## EXTRACTED RECORDS

⟨

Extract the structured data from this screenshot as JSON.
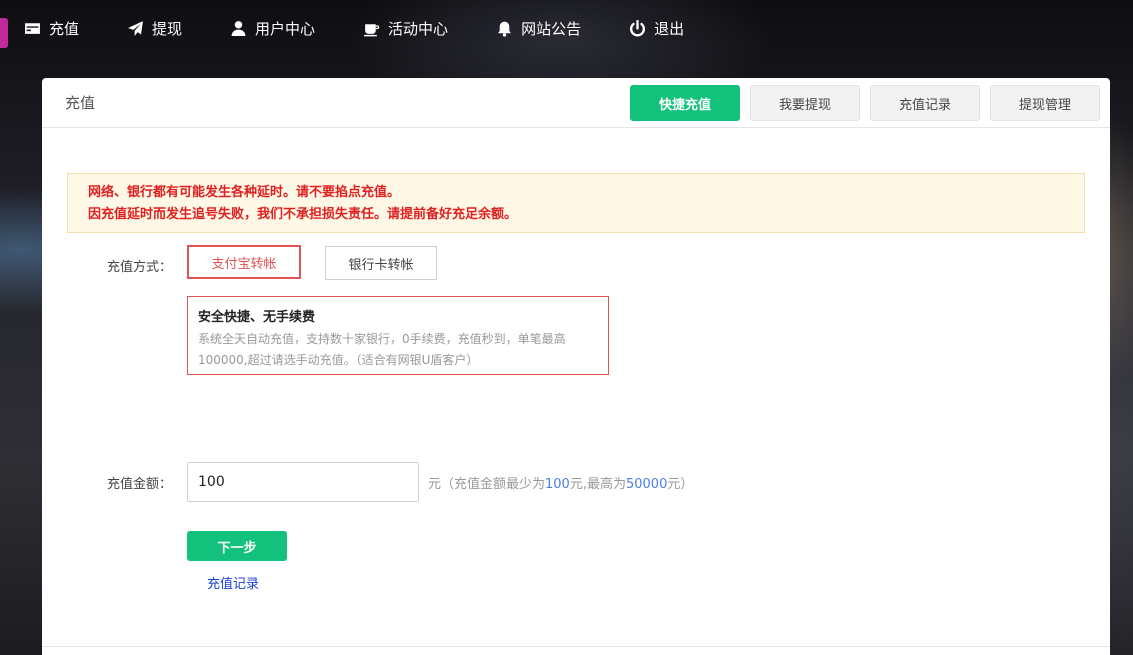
{
  "nav": {
    "items": [
      {
        "label": "充值",
        "icon": "card-icon"
      },
      {
        "label": "提现",
        "icon": "send-icon"
      },
      {
        "label": "用户中心",
        "icon": "user-icon"
      },
      {
        "label": "活动中心",
        "icon": "cup-icon"
      },
      {
        "label": "网站公告",
        "icon": "bell-icon"
      },
      {
        "label": "退出",
        "icon": "power-icon"
      }
    ]
  },
  "panel": {
    "title": "充值",
    "tabs": [
      {
        "label": "快捷充值",
        "active": true
      },
      {
        "label": "我要提现",
        "active": false
      },
      {
        "label": "充值记录",
        "active": false
      },
      {
        "label": "提现管理",
        "active": false
      }
    ]
  },
  "notice": {
    "line1": "网络、银行都有可能发生各种延时。请不要掐点充值。",
    "line2": "因充值延时而发生追号失败，我们不承担损失责任。请提前备好充足余额。"
  },
  "method": {
    "label": "充值方式：",
    "options": [
      {
        "label": "支付宝转帐",
        "selected": true
      },
      {
        "label": "银行卡转帐",
        "selected": false
      }
    ],
    "info_title": "安全快捷、无手续费",
    "info_desc": "系统全天自动充值，支持数十家银行，0手续费，充值秒到，单笔最高100000,超过请选手动充值。（适合有网银U盾客户）"
  },
  "amount": {
    "label": "充值金额：",
    "value": "100",
    "hint_prefix": "元（充值金额最少为",
    "min": "100",
    "hint_mid": "元,最高为",
    "max": "50000",
    "hint_suffix": "元）"
  },
  "actions": {
    "next_label": "下一步",
    "record_link": "充值记录"
  },
  "colors": {
    "accent": "#12c27c",
    "alert": "#e02020",
    "selected_border": "#e05454",
    "link": "#1a3fd0"
  }
}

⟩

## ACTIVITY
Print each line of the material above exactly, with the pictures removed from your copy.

## YOUR RESPONSE
Extract the structured data from this screenshot as JSON.
{
  "nav": {
    "items": [
      {
        "label": "充值",
        "icon": "card-icon"
      },
      {
        "label": "提现",
        "icon": "send-icon"
      },
      {
        "label": "用户中心",
        "icon": "user-icon"
      },
      {
        "label": "活动中心",
        "icon": "cup-icon"
      },
      {
        "label": "网站公告",
        "icon": "bell-icon"
      },
      {
        "label": "退出",
        "icon": "power-icon"
      }
    ]
  },
  "panel": {
    "title": "充值",
    "tabs": [
      {
        "label": "快捷充值",
        "active": true
      },
      {
        "label": "我要提现",
        "active": false
      },
      {
        "label": "充值记录",
        "active": false
      },
      {
        "label": "提现管理",
        "active": false
      }
    ]
  },
  "notice": {
    "line1": "网络、银行都有可能发生各种延时。请不要掐点充值。",
    "line2": "因充值延时而发生追号失败，我们不承担损失责任。请提前备好充足余额。"
  },
  "method": {
    "label": "充值方式：",
    "options": [
      {
        "label": "支付宝转帐",
        "selected": true
      },
      {
        "label": "银行卡转帐",
        "selected": false
      }
    ],
    "info_title": "安全快捷、无手续费",
    "info_desc": "系统全天自动充值，支持数十家银行，0手续费，充值秒到，单笔最高100000,超过请选手动充值。（适合有网银U盾客户）"
  },
  "amount": {
    "label": "充值金额：",
    "value": "100",
    "hint_prefix": "元（充值金额最少为",
    "min": "100",
    "hint_mid": "元,最高为",
    "max": "50000",
    "hint_suffix": "元）"
  },
  "actions": {
    "next_label": "下一步",
    "record_link": "充值记录"
  },
  "colors": {
    "accent": "#12c27c",
    "alert": "#e02020",
    "selected_border": "#e05454",
    "link": "#1a3fd0"
  }
}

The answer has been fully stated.